Data records ->
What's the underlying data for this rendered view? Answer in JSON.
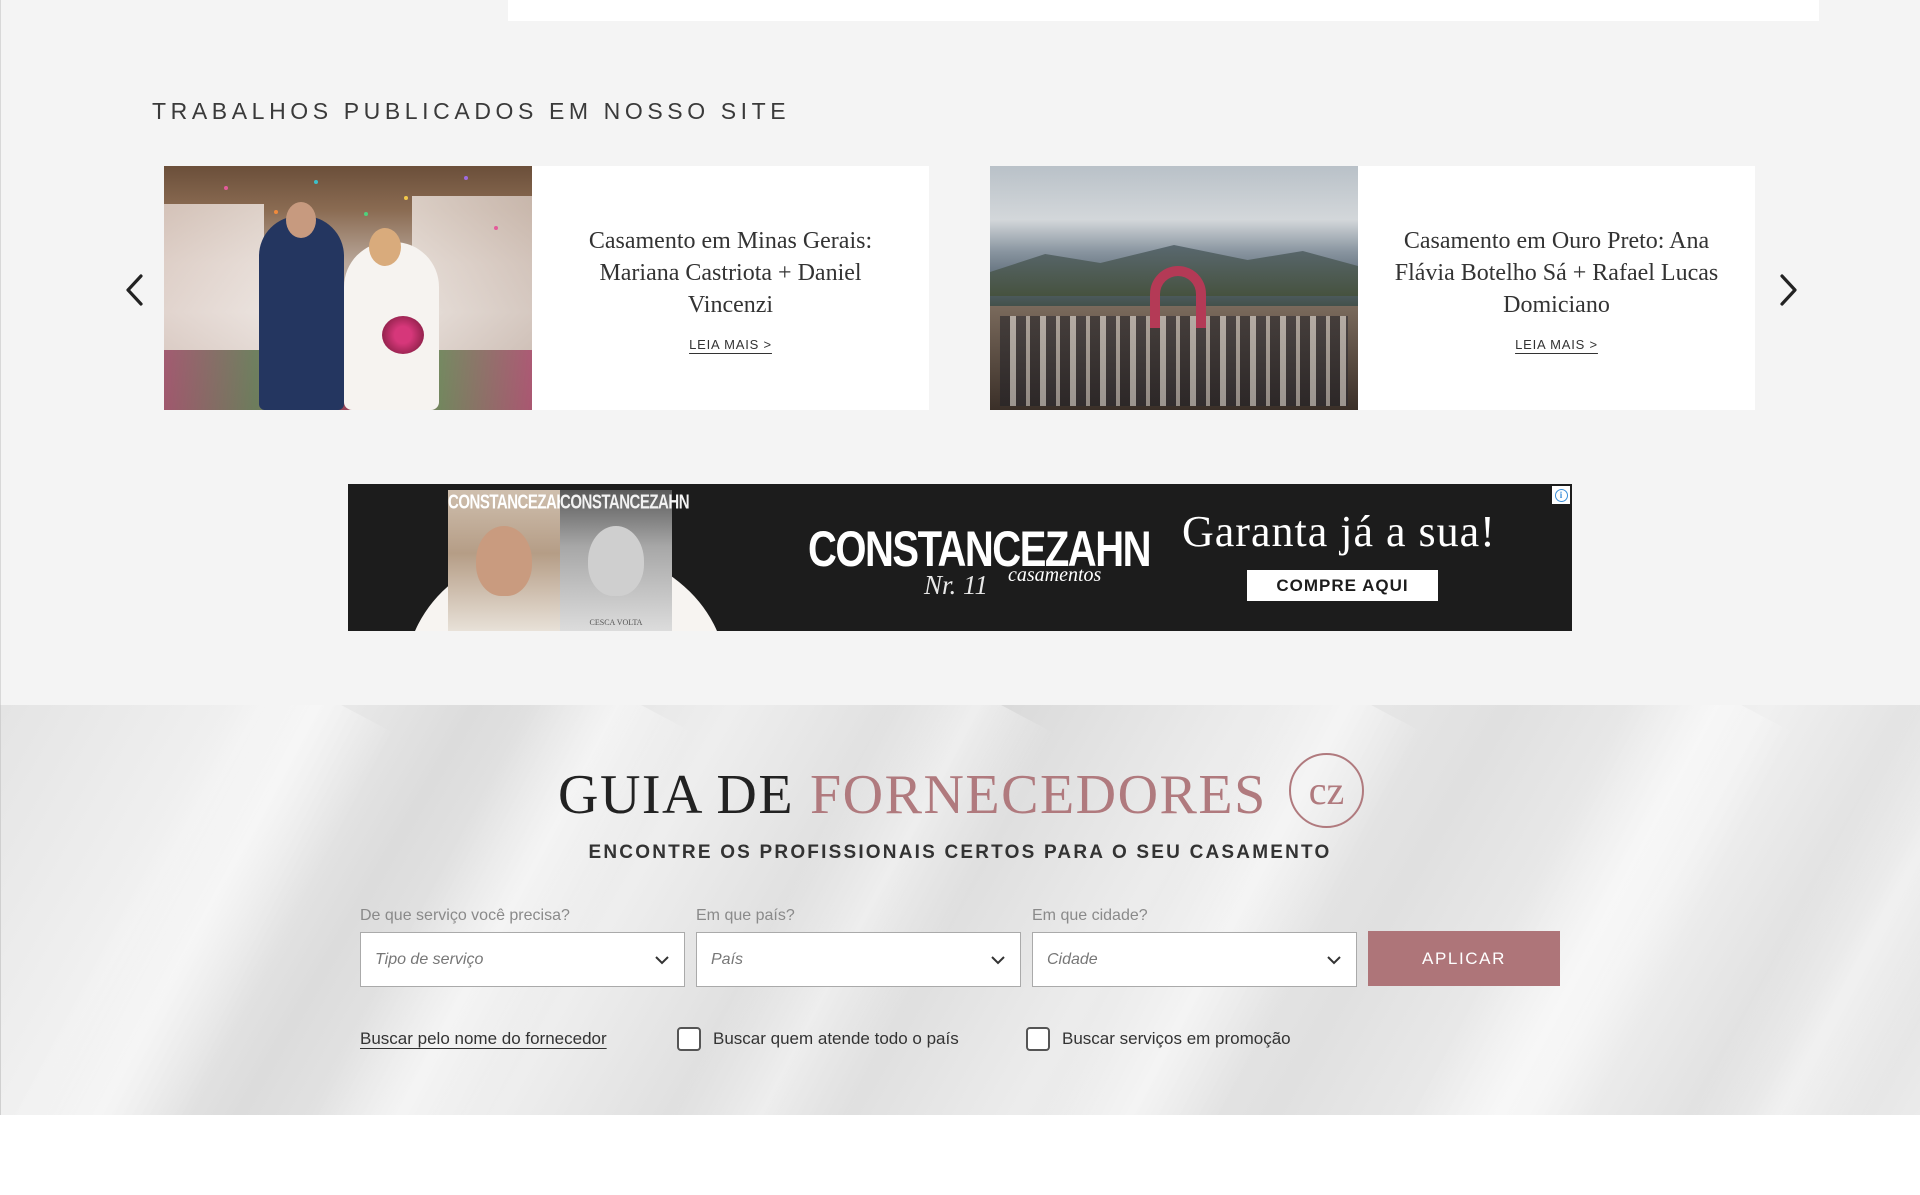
{
  "published": {
    "section_title": "TRABALHOS PUBLICADOS EM NOSSO SITE",
    "cards": [
      {
        "title": "Casamento em Minas Gerais: Mariana Castriota + Daniel Vincenzi",
        "link": "LEIA MAIS >",
        "image": "wedding-couple-confetti-photo"
      },
      {
        "title": "Casamento em Ouro Preto: Ana Flávia Botelho Sá + Rafael Lucas Domiciano",
        "link": "LEIA MAIS >",
        "image": "mountain-ceremony-photo"
      }
    ],
    "prev_icon": "chevron-left-icon",
    "next_icon": "chevron-right-icon"
  },
  "ad": {
    "magazine_brand": "CONSTANCEZAHN",
    "magazine_cover_text": "CESCA VOLTA",
    "brand": "CONSTANCEZAHN",
    "edition": "Nr. 11",
    "script": "casamentos",
    "headline": "Garanta já a sua!",
    "cta": "COMPRE AQUI",
    "info_icon": "info-icon"
  },
  "guide": {
    "title_dark": "GUIA DE",
    "title_accent": "FORNECEDORES",
    "logo": "cz",
    "subtitle": "ENCONTRE OS PROFISSIONAIS CERTOS PARA O SEU CASAMENTO",
    "fields": [
      {
        "label": "De que serviço você precisa?",
        "placeholder": "Tipo de serviço"
      },
      {
        "label": "Em que país?",
        "placeholder": "País"
      },
      {
        "label": "Em que cidade?",
        "placeholder": "Cidade"
      }
    ],
    "apply": "APLICAR",
    "search_by_name": "Buscar pelo nome do fornecedor",
    "option_nationwide": "Buscar quem atende todo o país",
    "option_promo": "Buscar serviços em promoção"
  },
  "colors": {
    "accent": "#ae7579",
    "background": "#f4f4f4",
    "ad_background": "#1c1c1c"
  }
}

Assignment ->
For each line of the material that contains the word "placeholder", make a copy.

Finished task ->
        "placeholder": "Tipo de serviço"
        "placeholder": "País"
        "placeholder": "Cidade"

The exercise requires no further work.